My Toro sample was exciting up front. Heavier hitting in the beginning with big pats of pepper and spice, but strangely not so much heat…at least not until later. After about two inches, the strength starts to back off and the peppers make room for drier notes of coffee and nuts. Plus, there’s a pleasant creaminess that came throughout the rest of my session. Toward the second half and beyond, the cream transitions to flavors of dark chocolate through the nose, and even a little on the finish. As you make your way through, the retrohale gets a little more bite-y, so be on the lookout for that.

It’s an unbelievably delicious cigar for the money! A must-try smoke for full-bodied fans is my verdict, and I’d recommend this cigar to those with plenty of experience.

Gary Korb’s Tasting Notes…

Construction and Overall Appearance: Beautiful. The cigar is seamlessly rolled and well-pressed inside a very fine-toothed wrapper. There were no soft spots along its length and the head was finished with a neatly applied, triple seam cap.
Draw (airflow): Just right
Pre-light flavor (cold draw): Coffee, cocoa, nutmeg.
First few puffs: Salt, leather, sweet tobacco, earth, cedar, pepper.
Base flavors: Leather, cedar, damp earth, sweet spice, coffee grinds, bittersweet chocolate, black pepper.
Burn / Ash Quality: Excellent. The ash is very compact and mostly grey in color.
Aroma: Sweet and sharp.
Balance of flavors: Excellent.

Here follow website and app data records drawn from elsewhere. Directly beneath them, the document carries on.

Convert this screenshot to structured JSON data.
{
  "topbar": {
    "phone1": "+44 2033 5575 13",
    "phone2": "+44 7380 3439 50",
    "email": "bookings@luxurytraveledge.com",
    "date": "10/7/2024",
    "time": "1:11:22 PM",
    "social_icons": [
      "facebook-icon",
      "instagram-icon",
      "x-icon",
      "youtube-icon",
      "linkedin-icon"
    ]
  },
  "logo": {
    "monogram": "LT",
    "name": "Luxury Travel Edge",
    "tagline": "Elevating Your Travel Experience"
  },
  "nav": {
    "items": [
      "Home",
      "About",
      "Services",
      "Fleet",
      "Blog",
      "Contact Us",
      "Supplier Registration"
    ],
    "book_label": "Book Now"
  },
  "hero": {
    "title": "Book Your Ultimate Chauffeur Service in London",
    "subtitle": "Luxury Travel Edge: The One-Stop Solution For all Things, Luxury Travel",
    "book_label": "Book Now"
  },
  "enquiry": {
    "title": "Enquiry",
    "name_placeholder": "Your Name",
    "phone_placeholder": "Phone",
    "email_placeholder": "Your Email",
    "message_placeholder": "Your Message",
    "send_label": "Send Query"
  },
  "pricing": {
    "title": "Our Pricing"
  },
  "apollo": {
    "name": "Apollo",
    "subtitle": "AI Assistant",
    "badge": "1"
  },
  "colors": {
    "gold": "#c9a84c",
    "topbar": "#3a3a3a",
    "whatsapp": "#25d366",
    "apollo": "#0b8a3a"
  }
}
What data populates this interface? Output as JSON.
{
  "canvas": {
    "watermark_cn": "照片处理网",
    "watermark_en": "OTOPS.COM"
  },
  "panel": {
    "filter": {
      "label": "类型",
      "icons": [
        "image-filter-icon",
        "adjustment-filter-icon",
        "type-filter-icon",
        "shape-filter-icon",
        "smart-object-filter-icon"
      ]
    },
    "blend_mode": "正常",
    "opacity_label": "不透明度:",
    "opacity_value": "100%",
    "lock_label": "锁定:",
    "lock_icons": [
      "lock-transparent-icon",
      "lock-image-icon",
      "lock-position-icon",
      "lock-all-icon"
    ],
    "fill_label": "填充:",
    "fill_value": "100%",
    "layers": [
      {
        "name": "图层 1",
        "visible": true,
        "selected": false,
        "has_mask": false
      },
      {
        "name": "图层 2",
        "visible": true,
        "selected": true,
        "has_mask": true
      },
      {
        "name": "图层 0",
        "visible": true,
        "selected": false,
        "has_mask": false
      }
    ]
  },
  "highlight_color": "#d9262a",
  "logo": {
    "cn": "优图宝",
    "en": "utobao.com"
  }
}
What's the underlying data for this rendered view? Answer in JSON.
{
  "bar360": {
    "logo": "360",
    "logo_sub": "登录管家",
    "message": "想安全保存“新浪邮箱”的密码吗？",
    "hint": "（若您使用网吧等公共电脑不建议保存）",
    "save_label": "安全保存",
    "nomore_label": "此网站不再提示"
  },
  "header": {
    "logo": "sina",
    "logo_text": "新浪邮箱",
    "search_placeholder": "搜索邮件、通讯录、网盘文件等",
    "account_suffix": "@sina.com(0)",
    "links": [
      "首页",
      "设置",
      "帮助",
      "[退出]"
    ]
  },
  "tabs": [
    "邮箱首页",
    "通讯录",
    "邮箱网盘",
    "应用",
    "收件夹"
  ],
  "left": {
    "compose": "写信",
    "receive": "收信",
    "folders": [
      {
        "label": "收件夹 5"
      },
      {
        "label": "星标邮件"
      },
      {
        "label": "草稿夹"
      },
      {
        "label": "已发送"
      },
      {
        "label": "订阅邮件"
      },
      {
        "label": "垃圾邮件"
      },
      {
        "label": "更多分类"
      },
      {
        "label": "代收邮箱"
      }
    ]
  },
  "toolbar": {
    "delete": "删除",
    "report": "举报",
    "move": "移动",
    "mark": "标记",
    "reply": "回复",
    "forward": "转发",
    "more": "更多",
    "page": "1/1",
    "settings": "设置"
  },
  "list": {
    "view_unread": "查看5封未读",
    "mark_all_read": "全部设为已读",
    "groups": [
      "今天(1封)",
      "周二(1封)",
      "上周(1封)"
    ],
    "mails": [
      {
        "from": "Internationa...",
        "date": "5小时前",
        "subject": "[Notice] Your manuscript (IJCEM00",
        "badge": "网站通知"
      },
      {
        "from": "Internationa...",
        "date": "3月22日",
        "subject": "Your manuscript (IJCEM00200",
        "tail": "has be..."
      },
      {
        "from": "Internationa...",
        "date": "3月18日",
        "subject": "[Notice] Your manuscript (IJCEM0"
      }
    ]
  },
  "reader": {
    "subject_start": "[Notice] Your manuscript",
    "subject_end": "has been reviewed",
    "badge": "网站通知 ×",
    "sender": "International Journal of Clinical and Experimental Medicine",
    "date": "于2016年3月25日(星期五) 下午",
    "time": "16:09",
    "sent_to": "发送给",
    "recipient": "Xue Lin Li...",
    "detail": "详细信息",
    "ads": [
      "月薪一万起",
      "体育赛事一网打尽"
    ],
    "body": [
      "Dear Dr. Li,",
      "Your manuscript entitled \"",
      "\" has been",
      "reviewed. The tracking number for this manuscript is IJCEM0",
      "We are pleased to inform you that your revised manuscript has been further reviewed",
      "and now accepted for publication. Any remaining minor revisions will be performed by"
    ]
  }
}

The cold draw, which had that very familiar coffee and cocoa essence found in a number of Nicaraguan cigars, is what first caught my attention. But, like a lot of pre-light flavors, once lit, they were gone. For me, the cigar opened with a medium-full dose of light salt, leather, earth, cedar, and sweet tobacco with a peppery finish. The first act offered plenty of thick, chewy smoke, which continued throughout the entire session. But this early stage went through a mostly earthy-woody phase with only slight sweetness, while black pepper notes lingered on the finish.

As my Toro hit the midsection, the body and strength moved-up a notch, but it was just getting warmed-up. The sweetness remained surprisingly low-key as the leather, cedar and earth constituted most of the base. Moving along, flavors of coffee grinds and cocoa entered the mix riding atop that layer of black pepper.

I found this unusual for a cigar with a San Andrés maduro wrapper, but the sweetness didn’t fully reveal itself until the final third. By then, I was consumed by an onslaught of leather, cedar, sweet spice, damp earth, coffee grinds, bittersweet chocolate, and black pepper.

Suffice it to say. . .the Siboney Reserve Maduro Toro offered a dark, full-bodied, and spicy smoke that will appeal mostly to those who crave bold, balanced Nicaraguan cigars. That said, I wouldn’t dissuade novice-level cigar smokers from this cigar, but for this caveat: The last act packs a heady salvo of Nicaraguan earth and spice. Regardless, the icing on the cake is that the Siboney Reserve Maduro Toro is also reasonably priced for the luxurious, hour-plus experience it provides.